LAGOS, Oct 25 (Reuters) - Nigeria’s Fidelity Bank has taken a 5 percent impairment charge on a 17.3 billion naira ($55 million) loan to Etisalat Nigeria, now called 9mobile, Fidelity Chief Executive Nnamdi Okonkwo said on Wednesday, in line with a central bank request.
Etisalat Nigeria took out a $1.2 billion syndicated loan from a group of 13 local banks four years ago but has defaulted on repayments this year due to a currency crisis and recession in Nigeria.
A banking source told Reuters last week that the central bank had asked lenders involved in the loan to take a 5 percent provision as part of their third-quarter results.
Okonkwo said Fidelity Bank was also raising provisions across its loan book. “We are revising (the non-performing loan ratio) from sub-5 percent to sub-6 percent by end of the year, due to currency conversion and some risk on the oil and gas book,” he told an analysts call held to discuss its nine-month results.
“We have seen some improvements in the transport sector and the consumer book.”
Net loans stood at 753.8 billion naira as of September, up 4.9 percent from a year earlier. The bank was targeting 7.5 percent loan growth this year, Okonkwo said.
Fidelity Bank on Monday posted a pretax profit of 16.24 billion naira for the nine months through September, up from 9.83 billion a year ago.
The Nigerian Senate on Tuesday voted in favour of launching an investigation into the default of Etisalat Nigeria and into how its funds were used.
Nigerian lenders have picked Barclays to try to find new investors for 9mobile, two banking sources told Reuters last week.
Okonkwo also said the bank had submitted details of personal and business accounts that lacked complete identification to the central bank following a court order. He declined to say how many accounts were involved.
A court has ordered a temporary freeze on millions of bank accounts with incomplete identification documents and the forfeiture of funds in those accounts as the government seeks to ensure compliance with money laundering rules.
The bank said it had notified customers about the court ruling and advised them to regularize their accounts.

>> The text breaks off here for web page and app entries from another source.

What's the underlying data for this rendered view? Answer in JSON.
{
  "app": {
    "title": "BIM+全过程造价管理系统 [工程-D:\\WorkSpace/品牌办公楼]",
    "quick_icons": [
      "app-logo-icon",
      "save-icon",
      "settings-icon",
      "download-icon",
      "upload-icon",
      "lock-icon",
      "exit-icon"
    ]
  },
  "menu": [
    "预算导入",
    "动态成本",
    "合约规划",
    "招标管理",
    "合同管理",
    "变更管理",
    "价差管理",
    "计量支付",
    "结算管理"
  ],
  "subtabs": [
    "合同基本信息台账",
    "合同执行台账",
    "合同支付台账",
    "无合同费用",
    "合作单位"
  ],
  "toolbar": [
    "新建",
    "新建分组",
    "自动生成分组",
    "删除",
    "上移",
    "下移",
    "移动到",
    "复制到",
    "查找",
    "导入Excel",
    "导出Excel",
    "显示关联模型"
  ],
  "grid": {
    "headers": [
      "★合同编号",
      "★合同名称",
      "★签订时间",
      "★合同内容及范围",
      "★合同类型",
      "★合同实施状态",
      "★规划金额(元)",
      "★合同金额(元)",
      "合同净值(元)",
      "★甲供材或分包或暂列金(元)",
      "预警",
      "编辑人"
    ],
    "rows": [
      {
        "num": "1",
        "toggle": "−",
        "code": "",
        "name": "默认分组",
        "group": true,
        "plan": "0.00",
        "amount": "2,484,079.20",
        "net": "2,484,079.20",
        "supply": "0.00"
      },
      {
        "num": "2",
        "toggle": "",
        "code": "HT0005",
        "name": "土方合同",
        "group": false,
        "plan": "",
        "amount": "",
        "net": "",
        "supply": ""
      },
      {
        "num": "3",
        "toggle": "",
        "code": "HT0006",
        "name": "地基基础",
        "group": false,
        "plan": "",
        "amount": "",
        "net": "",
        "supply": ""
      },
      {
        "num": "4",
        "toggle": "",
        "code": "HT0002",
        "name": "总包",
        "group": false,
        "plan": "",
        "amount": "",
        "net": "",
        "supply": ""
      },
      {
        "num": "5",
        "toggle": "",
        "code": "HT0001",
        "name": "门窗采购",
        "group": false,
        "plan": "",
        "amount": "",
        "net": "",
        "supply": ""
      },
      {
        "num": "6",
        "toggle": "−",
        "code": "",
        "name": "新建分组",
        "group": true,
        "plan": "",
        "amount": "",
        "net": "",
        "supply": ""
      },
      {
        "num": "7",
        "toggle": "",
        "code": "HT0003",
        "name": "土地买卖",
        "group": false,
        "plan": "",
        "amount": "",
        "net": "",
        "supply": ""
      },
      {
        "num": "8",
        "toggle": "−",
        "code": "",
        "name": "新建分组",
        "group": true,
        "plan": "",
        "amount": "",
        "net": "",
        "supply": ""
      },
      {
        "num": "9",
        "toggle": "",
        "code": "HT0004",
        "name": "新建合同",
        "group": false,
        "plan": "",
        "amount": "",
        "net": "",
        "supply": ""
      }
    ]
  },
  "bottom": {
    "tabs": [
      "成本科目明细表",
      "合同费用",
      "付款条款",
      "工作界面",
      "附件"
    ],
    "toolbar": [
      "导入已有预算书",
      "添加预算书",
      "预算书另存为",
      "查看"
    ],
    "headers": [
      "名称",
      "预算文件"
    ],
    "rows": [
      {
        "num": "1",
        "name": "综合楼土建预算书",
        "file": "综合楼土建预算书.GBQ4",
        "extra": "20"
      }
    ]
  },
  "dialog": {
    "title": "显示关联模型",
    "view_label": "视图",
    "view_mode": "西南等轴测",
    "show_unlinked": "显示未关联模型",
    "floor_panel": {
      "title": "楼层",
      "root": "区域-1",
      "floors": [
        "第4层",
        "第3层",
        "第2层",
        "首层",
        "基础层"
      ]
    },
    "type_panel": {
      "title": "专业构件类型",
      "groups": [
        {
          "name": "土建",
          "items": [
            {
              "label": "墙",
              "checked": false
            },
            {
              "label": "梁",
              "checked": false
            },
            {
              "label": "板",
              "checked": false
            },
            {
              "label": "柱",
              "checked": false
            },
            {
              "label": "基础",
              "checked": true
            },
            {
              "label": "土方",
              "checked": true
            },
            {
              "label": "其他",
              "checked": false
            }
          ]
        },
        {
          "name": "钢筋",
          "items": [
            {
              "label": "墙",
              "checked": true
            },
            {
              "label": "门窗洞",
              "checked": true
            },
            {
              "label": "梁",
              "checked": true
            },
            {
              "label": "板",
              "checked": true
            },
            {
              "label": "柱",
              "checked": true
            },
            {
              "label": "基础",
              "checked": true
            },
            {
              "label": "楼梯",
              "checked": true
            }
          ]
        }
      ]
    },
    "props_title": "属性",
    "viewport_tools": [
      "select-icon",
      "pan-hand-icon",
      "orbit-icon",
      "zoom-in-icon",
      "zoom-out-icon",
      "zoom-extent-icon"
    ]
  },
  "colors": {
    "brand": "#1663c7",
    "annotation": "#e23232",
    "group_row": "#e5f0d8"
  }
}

Shares in Fidelity, which has gained 85 percent so far this year, rose 4.5 percent on Wednesday to 1.62 naira. ($1 = 315.00 naira) (Editing by Adrian Croft and David Holmes)